Page 121 - That the remaining hundred thousand may at a year old be offered in sale to the persons of quality, and fortune, through the kingdom, always advising the mother to let them suck plentifully in the last month, so as to render them plump, and fat for a good table. A child will make two dishes at an entertainment for friends, and when the family dines alone, the fore or hind quarter will make a reasonable dish...
Page 292 - Amidst the swains to show my book-learned skill, Around my fire an evening group to draw, And tell of all I felt, and all I saw ; And, as a hare whom hounds and horns pursue Pants to the place from whence at first he flew, I still had hopes, my long vexations past, Here to return — and die at home at last.
Page 97 - I consider it an indispensable duty to close this last act of my official life by commending the interests of our dearest country to the protection of Almighty God, and those who have the superintendence of them to His holy keeping.
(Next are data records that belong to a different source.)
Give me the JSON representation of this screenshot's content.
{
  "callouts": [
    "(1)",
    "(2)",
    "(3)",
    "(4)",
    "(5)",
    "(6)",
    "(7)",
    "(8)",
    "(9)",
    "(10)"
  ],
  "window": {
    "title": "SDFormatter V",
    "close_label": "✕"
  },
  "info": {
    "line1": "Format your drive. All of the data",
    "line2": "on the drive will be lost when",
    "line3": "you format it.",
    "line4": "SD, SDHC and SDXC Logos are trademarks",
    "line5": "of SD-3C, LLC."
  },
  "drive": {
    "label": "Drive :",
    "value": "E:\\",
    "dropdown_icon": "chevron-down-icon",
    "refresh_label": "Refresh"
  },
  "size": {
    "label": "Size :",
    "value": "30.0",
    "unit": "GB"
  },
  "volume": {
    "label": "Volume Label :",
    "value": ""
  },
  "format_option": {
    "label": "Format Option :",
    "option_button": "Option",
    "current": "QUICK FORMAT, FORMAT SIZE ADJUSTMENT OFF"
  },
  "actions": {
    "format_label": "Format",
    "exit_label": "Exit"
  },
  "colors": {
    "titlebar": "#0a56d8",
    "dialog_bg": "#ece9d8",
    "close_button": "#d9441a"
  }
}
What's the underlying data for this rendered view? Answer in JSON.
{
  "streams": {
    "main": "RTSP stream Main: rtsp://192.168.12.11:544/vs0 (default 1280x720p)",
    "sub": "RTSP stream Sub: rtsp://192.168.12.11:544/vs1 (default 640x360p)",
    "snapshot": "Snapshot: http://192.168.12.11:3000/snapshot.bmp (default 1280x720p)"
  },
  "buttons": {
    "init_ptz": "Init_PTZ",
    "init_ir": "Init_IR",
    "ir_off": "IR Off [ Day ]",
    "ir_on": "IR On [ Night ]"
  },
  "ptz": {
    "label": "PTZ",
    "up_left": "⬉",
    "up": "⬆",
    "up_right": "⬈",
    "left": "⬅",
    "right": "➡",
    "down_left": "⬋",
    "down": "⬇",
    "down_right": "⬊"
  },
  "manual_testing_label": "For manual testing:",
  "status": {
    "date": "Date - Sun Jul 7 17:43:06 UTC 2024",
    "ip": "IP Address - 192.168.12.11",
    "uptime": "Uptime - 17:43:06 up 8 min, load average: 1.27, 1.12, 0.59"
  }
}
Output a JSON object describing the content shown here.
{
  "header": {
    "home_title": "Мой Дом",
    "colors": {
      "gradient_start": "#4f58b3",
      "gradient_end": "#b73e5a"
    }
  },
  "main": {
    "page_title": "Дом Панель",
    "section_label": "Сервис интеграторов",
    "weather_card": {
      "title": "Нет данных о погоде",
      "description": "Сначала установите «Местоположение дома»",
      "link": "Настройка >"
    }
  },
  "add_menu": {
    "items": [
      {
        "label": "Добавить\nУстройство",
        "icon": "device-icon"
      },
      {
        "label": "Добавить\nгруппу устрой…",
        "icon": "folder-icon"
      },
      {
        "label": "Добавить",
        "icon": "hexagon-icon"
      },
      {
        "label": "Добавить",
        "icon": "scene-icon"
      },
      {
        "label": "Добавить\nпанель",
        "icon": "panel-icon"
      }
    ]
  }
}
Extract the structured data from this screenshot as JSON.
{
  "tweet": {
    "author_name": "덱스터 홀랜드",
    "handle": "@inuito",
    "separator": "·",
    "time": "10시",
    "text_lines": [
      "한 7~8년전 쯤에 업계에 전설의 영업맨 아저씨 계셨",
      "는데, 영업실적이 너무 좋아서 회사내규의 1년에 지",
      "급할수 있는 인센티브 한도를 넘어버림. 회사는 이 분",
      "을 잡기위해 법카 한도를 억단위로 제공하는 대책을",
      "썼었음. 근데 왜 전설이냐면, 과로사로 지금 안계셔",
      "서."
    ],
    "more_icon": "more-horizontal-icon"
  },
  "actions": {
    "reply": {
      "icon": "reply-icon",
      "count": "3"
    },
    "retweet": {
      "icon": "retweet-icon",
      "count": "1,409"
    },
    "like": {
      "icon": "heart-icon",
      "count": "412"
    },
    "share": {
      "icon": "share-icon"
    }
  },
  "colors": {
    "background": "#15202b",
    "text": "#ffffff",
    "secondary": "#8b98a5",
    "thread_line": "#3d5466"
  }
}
Having now finished the work assigned me, I retire from the great theatre of action, and bidding an affectionate farewell to this august body, under whose orders I have so long acted, I here offer my commission, and take my leave of all the employments of public life.
Page 191 - When I look upon the tombs of the great, every emotion of envy dies in me ; when I read the epitaphs of the beautiful, every inordinate desire goes out; when I meet with the grief of parents upon a tombstone, my heart melts with compassion ; when I see the tomb of the parents themselves, I consider the vanity of grieving for those whom we must quickly follow.